Placed on East-West crossroad, Iran has for long, remained a melting pot of two great civilizations. The saying that Iranians are the “Frenchmen of the East” is not misplaced.
To her west are the lands of the Semitic people – Iraq, Kuwait, Saudi Arabia, Syria and Jordan – and to her north and east lie the lands of Indo-Iranian branch of Aryans – Turkey, Armenia, Azerbaijan, Turkmenistan, Tajikistan, Afghanistan and Pakistan. Thus Iran is a buffer of sorts between two major races on the earth.
Not only that, Iran itself is a mosaic of ethnicities, a factor that adds colour and brightness to her rich heritage. She has ethnic Baluch and Arabs in the south, Azeris and Kurds in the north, Aryan-Semitic mixed race to the west bordering on Iraq, and Farsi-Turkmen speaking groups to her northwest. Nevertheless, these ethnic, racial or linguistic diversities are no hindrance to the national identity of her people as Iranians.

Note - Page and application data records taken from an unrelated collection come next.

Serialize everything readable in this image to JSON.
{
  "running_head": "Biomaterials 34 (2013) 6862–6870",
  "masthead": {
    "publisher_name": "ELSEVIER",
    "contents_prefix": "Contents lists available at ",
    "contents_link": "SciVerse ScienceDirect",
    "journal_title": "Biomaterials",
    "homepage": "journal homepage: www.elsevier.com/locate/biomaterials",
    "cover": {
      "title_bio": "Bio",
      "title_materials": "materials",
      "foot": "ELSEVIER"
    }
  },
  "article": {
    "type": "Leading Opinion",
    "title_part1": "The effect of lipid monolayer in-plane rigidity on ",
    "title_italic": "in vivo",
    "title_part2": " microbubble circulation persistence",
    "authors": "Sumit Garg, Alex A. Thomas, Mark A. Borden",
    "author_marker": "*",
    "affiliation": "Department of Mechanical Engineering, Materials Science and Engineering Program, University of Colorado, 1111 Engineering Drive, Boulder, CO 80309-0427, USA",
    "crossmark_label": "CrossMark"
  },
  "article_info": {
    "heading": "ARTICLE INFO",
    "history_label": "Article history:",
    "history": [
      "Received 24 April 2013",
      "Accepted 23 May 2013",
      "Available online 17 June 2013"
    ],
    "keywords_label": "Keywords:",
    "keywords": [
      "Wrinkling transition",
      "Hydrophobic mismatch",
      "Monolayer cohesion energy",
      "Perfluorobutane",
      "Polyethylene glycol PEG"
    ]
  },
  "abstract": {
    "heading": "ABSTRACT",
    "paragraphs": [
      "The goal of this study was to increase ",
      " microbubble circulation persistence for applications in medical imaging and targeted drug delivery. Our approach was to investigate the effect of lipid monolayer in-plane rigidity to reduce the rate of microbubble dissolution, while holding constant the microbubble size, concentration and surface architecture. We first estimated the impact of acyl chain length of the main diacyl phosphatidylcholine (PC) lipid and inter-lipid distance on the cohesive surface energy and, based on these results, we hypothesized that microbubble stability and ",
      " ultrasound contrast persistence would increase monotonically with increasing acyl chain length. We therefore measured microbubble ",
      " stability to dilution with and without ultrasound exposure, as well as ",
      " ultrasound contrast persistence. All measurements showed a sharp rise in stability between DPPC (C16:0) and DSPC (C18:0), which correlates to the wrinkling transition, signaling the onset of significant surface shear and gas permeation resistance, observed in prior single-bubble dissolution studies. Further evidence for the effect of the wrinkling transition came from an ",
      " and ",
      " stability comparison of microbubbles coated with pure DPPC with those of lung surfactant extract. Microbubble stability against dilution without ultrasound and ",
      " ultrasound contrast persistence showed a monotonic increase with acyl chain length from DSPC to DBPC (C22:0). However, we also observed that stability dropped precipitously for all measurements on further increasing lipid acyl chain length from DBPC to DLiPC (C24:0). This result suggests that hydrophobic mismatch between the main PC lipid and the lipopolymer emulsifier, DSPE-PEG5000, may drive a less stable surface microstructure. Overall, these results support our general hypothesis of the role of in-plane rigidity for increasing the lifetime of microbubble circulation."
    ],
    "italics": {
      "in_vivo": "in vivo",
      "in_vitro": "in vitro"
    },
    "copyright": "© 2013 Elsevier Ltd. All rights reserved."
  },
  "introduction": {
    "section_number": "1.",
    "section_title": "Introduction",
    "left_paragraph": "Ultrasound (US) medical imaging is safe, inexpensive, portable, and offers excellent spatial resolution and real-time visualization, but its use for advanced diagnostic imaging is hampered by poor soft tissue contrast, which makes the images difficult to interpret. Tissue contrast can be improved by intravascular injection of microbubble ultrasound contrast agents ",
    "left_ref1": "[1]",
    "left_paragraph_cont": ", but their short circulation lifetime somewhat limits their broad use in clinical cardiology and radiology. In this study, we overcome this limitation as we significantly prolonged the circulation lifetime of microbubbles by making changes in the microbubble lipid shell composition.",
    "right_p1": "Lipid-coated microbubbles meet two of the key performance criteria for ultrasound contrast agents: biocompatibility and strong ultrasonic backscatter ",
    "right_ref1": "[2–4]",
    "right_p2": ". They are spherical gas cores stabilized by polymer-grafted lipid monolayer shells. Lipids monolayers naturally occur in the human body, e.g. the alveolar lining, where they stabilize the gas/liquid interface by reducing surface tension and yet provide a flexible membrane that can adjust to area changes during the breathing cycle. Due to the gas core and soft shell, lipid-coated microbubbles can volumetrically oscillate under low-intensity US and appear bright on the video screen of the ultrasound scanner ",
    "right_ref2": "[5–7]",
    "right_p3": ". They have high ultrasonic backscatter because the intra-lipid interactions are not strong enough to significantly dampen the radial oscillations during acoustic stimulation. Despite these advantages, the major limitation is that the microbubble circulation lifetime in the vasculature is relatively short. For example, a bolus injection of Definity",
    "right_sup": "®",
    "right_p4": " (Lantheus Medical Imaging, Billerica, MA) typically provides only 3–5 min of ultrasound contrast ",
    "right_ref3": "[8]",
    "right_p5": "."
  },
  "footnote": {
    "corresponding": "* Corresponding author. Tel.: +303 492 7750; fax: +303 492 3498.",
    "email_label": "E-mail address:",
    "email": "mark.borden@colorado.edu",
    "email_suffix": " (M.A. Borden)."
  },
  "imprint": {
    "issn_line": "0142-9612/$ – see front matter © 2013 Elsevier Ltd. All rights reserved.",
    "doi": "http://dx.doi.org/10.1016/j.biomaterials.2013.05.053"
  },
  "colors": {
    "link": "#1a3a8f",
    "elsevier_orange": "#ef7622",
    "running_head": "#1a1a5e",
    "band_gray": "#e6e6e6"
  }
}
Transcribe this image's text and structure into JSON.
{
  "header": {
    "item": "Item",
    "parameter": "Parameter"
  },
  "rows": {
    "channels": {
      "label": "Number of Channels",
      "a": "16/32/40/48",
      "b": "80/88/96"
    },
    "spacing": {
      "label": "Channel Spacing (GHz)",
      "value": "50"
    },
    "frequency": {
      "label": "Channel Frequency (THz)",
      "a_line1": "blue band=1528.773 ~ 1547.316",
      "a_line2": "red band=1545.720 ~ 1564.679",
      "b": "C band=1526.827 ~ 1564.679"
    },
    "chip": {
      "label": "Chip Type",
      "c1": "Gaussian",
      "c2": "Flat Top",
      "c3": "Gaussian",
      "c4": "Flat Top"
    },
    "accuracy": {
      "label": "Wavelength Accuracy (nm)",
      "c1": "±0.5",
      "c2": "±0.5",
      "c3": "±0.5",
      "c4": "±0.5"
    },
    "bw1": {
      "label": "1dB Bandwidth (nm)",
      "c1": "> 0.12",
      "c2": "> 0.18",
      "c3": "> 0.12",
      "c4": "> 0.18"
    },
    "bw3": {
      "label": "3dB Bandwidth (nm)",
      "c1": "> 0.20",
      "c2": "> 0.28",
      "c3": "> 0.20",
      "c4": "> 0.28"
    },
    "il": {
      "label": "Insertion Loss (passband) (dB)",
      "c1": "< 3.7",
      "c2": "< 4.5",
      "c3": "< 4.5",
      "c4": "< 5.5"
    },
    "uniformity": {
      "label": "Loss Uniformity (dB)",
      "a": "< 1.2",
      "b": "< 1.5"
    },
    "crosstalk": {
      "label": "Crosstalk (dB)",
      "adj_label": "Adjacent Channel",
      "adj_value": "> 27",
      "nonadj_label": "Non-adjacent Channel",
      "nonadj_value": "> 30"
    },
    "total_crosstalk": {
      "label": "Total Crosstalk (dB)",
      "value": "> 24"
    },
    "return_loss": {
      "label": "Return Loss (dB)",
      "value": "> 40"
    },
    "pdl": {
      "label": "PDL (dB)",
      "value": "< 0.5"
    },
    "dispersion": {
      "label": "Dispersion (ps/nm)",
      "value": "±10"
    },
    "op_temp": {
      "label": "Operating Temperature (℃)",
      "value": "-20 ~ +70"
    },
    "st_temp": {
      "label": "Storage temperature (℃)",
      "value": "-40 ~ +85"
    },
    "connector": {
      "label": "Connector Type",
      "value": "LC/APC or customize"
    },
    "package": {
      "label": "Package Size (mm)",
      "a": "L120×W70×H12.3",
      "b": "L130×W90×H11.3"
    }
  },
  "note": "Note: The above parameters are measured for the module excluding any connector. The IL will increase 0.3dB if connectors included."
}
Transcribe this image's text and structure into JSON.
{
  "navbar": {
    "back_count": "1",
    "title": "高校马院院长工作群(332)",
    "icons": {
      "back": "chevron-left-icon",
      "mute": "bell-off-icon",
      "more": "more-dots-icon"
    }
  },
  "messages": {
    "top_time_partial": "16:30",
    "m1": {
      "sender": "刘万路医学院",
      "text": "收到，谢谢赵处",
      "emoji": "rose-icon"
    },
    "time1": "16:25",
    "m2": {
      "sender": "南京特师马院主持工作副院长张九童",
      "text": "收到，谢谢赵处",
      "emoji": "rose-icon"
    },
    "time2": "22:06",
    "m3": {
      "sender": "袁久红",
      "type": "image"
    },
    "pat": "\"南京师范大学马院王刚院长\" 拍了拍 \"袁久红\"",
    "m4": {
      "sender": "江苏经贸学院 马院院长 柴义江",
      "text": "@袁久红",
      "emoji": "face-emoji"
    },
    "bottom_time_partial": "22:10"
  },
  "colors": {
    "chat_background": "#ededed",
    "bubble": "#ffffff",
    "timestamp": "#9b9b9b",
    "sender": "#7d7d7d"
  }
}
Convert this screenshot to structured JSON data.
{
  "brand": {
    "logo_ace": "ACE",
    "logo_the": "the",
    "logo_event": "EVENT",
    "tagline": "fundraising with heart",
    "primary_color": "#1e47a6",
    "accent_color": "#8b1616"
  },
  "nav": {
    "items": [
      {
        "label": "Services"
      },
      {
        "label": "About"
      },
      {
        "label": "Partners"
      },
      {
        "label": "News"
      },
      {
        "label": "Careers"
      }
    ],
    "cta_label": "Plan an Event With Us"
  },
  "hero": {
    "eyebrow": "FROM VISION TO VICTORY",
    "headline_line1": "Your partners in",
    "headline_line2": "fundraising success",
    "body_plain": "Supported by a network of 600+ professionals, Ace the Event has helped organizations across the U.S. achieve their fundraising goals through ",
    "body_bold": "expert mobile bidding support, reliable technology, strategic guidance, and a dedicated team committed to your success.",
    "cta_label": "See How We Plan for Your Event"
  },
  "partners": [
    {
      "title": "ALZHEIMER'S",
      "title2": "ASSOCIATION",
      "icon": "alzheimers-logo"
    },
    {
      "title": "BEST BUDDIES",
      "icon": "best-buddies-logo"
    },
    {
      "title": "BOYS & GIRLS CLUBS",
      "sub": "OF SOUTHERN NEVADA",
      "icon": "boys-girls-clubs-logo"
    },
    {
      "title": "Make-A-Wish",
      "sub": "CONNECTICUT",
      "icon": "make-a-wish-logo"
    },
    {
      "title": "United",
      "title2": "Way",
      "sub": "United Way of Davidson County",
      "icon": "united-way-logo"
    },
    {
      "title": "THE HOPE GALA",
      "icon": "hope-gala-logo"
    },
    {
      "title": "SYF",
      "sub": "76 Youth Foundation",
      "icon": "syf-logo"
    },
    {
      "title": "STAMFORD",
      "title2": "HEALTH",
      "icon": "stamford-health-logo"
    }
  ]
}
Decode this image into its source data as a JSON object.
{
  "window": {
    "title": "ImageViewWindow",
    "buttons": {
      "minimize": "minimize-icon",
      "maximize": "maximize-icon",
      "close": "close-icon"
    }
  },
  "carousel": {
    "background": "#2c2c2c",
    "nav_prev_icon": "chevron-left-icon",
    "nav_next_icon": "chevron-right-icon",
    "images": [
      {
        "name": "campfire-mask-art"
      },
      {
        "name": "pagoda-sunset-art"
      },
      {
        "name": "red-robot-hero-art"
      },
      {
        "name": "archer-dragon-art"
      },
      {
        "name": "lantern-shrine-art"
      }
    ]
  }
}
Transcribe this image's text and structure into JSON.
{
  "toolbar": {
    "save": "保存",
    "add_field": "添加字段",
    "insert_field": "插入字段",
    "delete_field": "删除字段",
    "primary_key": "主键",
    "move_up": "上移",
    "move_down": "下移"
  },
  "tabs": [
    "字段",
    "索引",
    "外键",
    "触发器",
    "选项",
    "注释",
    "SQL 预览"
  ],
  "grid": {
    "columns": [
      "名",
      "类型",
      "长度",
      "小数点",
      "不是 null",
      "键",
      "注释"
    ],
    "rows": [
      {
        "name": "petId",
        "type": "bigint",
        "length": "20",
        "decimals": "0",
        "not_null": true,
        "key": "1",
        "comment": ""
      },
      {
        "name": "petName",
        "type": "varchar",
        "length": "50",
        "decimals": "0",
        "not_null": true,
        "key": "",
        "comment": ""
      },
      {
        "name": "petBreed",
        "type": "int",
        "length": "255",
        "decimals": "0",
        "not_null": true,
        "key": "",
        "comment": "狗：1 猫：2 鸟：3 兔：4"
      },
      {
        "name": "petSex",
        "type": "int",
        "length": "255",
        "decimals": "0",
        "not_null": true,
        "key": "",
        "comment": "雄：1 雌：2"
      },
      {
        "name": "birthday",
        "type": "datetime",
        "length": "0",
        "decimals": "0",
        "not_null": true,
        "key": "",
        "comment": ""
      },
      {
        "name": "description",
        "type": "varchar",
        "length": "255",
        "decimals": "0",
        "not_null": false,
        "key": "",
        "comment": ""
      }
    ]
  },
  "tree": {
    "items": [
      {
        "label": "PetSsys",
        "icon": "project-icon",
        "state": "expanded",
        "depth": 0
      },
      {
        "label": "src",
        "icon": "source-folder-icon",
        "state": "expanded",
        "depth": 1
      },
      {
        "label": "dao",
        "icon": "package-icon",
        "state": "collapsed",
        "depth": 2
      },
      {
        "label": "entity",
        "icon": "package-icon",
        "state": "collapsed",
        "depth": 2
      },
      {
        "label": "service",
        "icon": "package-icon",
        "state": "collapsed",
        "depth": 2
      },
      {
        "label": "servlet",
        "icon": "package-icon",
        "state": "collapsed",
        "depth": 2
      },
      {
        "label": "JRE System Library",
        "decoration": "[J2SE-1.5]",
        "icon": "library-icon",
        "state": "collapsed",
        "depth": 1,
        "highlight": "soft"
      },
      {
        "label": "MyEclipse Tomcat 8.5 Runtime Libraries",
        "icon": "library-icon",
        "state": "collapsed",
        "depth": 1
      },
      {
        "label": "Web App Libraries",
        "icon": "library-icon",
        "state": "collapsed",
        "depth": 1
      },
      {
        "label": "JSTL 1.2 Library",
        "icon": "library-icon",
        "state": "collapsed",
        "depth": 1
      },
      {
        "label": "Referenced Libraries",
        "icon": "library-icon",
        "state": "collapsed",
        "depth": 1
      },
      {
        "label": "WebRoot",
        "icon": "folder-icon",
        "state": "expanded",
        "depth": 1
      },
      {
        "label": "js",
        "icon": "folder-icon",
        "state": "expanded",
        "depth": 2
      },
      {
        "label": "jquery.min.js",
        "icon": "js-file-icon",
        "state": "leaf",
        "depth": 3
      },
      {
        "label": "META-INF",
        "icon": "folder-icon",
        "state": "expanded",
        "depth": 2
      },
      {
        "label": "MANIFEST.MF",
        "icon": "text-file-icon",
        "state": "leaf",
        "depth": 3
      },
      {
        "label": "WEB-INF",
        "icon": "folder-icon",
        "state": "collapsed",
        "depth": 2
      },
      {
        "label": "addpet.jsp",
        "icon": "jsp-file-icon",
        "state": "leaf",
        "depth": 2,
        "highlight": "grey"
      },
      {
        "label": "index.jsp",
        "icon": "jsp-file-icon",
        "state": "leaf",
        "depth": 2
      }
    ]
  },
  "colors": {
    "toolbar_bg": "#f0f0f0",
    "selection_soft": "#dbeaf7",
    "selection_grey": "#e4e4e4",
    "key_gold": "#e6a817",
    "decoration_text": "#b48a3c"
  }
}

To her west, Iran has a long common border with Iraq, an Arab state with a majority of Shia Muslims. The populace on the border area is culturally, and to some extent linguistically, mixed so as to give the land the name of Iraq-e-Ajam meaning Iraq-Iran.